  26. HollyM says

    I’m glad it is hers to sell and that she did not lose it in her divorce from the **** that she had married. It was up in the air at the time she wrote her Peace and Plenty book (which I have). As an avid Victoria reader (who has saved every issue), I was enthralled with this cottage when it appeared in their pages. Considering how darn expensive real estate is on the other side of the pond, this seems like a steal for the lucky person who can snatch it up.

  27. says

    It´s lovely to see that an old cottage like that has survived the test of time, in fact it looks very well looked after. Im glad to see that it is still being used as these old English cottages look so gorgous especially in the sprintime sun.

    I´m suprised in some ways though the English Heritage hadn´t snapped it up and made it a monument.

  28. says


    I dream of a little cottage somewhere in the U.S. and I’m ready to move into it as soon as I find it. I just don’t know how to find one. If you can put me in touch with anyone selling a charming little cottage, please do so. Or, send me any links that you might have to connect me with cottages.

    I would be so thankful and grateful!

    Mahalo from Honolulu,

      • Elizabeth Bedell says

        I love that Sarah lived there. That’s the most important fact for
        Me. I am reading her new book Peace and Plenty because I too am in a financial rebuilt at 56. Thanks to Sarah I have the courage to follow her lead!

  29. Shari says

    This is my favorite of the cottages listed here. It’s very warm and cozy. Also, I love the history of this home. Who couldn’t enjoy living here?

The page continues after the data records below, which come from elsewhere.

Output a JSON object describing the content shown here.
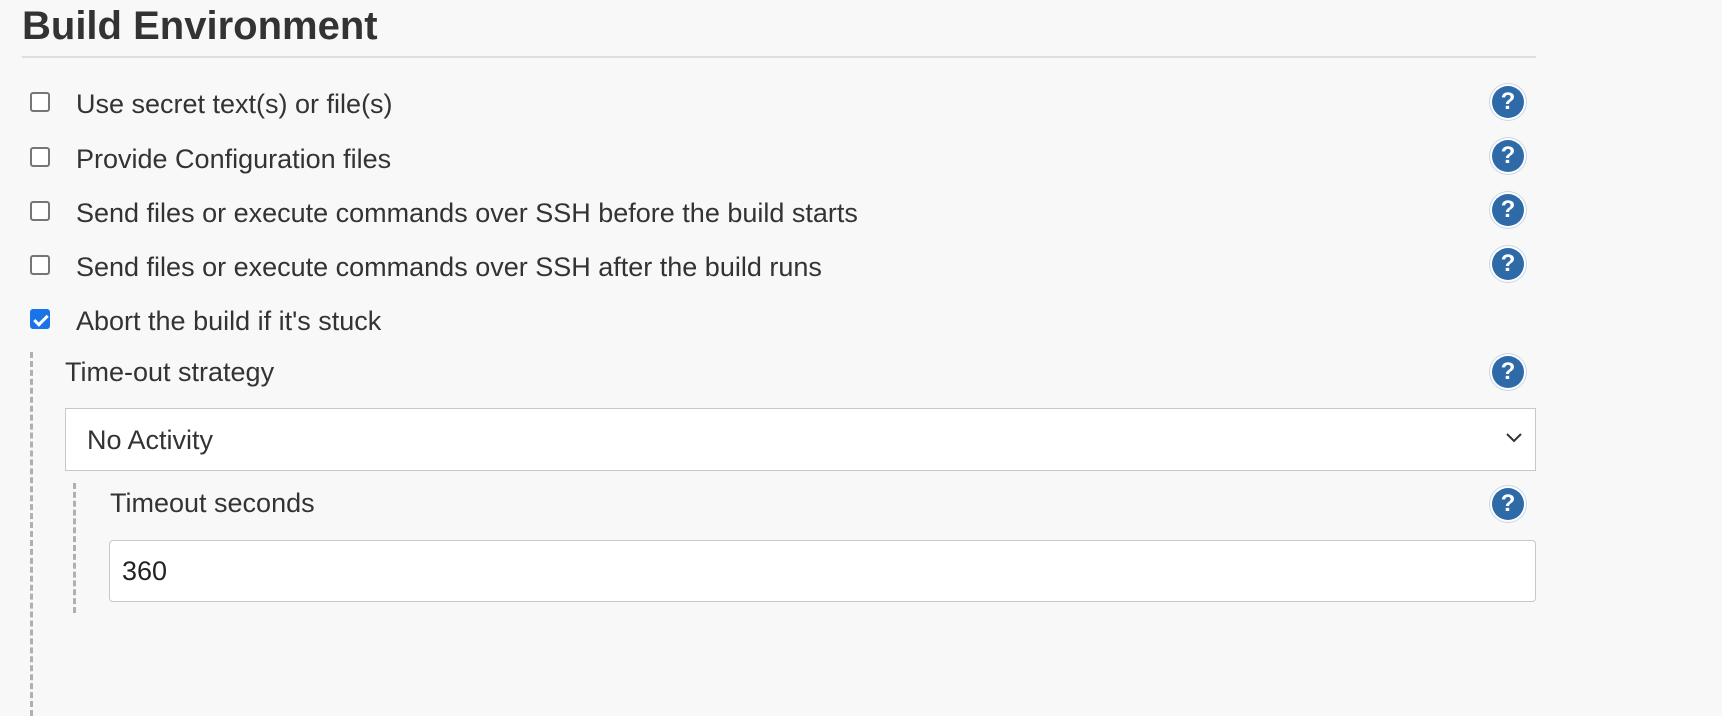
{
  "section": {
    "title": "Build Environment"
  },
  "options": [
    {
      "label": "Use secret text(s) or file(s)",
      "checked": false
    },
    {
      "label": "Provide Configuration files",
      "checked": false
    },
    {
      "label": "Send files or execute commands over SSH before the build starts",
      "checked": false
    },
    {
      "label": "Send files or execute commands over SSH after the build runs",
      "checked": false
    },
    {
      "label": "Abort the build if it's stuck",
      "checked": true
    }
  ],
  "timeout_strategy": {
    "label": "Time-out strategy",
    "selected": "No Activity"
  },
  "timeout_seconds": {
    "label": "Timeout seconds",
    "value": "360"
  },
  "help_icon": {
    "symbol": "?",
    "icon": "help-icon"
  },
  "colors": {
    "help_icon": "#2e6aa8",
    "checkbox_checked": "#1a73e8",
    "background": "#f8f8f8"
  }
}
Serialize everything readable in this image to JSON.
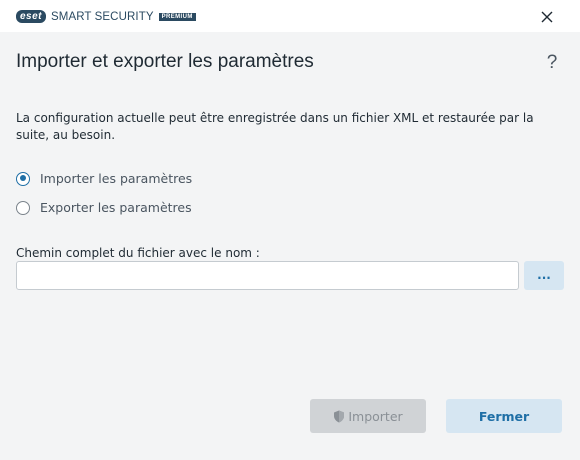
{
  "app": {
    "brand_badge": "eset",
    "product_name": "SMART SECURITY",
    "edition_badge": "PREMIUM"
  },
  "window": {
    "close_icon": "close-icon"
  },
  "dialog": {
    "title": "Importer et exporter les paramètres",
    "help_label": "?",
    "description": "La configuration actuelle peut être enregistrée dans un fichier XML et restaurée par la suite, au besoin.",
    "options": [
      {
        "label": "Importer les paramètres",
        "selected": true
      },
      {
        "label": "Exporter les paramètres",
        "selected": false
      }
    ],
    "path_field": {
      "label": "Chemin complet du fichier avec le nom :",
      "value": "",
      "placeholder": ""
    },
    "browse_label": "...",
    "import_label": "Importer",
    "import_enabled": false,
    "close_label": "Fermer"
  },
  "colors": {
    "accent": "#1f6fa6",
    "brand": "#2b4a61",
    "background": "#f3f4f5",
    "disabled_button": "#d0d3d6",
    "secondary_button": "#d6e6f2"
  }
}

  30. Lara Newton says

    This purchase is on my to do list. He supposedly is in my genealogy. Where is the exact location?